Over the past two months the people of Arkansas have seen several legislative inquiries into perceived lack of accountability and transparency at both the University of Arkansas — Fayetteville and the Arkansas Securities Department.
Concern about the University of Arkansas had arisen over a $4 million deficit in the university’s advancement division and accusations of violations of the Freedom of Information Act. Questions from members of the Joint Performance Review Committee were directed to representatives of the University of Arkansas and delved into those accusations and to what changes have been made in the financial affairs of the university. Former employees of the University were also allowed to provide sworn testimony about their belief that two university officials had not been truthful in previous sworn testimony before the Joint Audit Committee.
Another well publicized Joint Performance Committee inquiry was into Arkansas Securities Commissioner Heath Abshure’s practice of ordering contributions in lieu of fines to a national organization of which he was connected as a past president. Stephens Inc. of Little Rock has accused Abshure of illegally steering more than $170,000 to the North American Securities Administrators Association (NASA). Through newspaper accounts and my questioning of Abshure in committee hearing it was revealed that NASA had paid for over 50 trips in a 2 1/2 year time frame — all unreported in Abshure’s required annual Statement of Financial Interest. Abshure has since agreed to bring a halt to the practice of allowing contributions in lieu of fines and to also amend his Statements of Financial Interest to adequately report the benefit he received from his association with NASA.
Both issues underscore the importance of legislative oversight as we move into the fiscal session and review appropriations for fiscal year 2014 — 2015. This is especially critical in the area of Medicaid expansion under what has become known in Arkansas as the “Private Option.” As things stand in the first week of the fiscal session it appears there are not enough votes in the Senate to approve the Private Option funding appropriation for the next fiscal year. Concerns over decreased reimbursements to medical providers and delays in the employer mandate portion of the Affordable Care Act have proven to be problematic in renewing the a Private Option funding.
As we move through the fiscal session I will try to provide a weekly update on the activities of the House and Senate either through a column or through interviews with Maumelle Monitor writers.

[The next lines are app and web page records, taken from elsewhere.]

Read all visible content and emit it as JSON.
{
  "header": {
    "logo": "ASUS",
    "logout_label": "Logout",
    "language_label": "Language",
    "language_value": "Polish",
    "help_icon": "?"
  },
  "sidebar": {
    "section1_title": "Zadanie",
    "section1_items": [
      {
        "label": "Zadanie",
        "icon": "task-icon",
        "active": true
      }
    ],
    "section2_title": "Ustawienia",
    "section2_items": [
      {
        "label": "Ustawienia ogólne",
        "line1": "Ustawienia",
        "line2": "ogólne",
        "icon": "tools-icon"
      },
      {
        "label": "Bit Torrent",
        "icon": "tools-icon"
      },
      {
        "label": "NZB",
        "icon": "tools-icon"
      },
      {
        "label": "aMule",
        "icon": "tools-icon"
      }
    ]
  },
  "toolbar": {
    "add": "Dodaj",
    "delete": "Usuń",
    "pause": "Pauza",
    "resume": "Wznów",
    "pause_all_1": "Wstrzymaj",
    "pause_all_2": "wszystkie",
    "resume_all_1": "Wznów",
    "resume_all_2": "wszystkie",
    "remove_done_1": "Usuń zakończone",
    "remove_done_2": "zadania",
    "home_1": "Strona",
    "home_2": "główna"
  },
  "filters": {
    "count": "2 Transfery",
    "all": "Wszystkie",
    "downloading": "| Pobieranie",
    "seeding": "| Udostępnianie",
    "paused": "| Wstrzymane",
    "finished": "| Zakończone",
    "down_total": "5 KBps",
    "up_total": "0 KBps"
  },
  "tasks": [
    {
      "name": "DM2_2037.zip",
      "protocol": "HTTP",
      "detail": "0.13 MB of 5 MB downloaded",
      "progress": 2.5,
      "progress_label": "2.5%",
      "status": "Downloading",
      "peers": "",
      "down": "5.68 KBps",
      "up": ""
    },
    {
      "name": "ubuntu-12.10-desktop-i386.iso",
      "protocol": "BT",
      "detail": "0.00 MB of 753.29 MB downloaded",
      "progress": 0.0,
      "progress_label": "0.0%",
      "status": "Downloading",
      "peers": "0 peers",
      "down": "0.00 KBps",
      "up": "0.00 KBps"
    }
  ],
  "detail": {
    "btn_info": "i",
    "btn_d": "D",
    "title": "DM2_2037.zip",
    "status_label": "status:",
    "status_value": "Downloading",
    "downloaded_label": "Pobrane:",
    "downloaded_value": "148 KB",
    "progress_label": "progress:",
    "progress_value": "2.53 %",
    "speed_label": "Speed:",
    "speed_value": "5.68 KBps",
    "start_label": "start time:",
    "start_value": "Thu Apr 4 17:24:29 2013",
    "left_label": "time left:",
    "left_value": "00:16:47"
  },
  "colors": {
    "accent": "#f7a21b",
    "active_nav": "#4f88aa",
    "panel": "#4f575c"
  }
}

If you would like to talk with me about issues being considered during the fiscal session please feel free to call me at 837-5221 or come by my legislative office in the Dean Files City Complex building at 550 Edgewood Drive in Maumelle. Regular office hours for the part-time office is 9 a.m. to 1 p.m. on Mondays, Wednesdays and Fridays. During the fiscal session I will be at the Capitol most mornings but part-time staff are available at the Maumelle office to relay your concerns to me.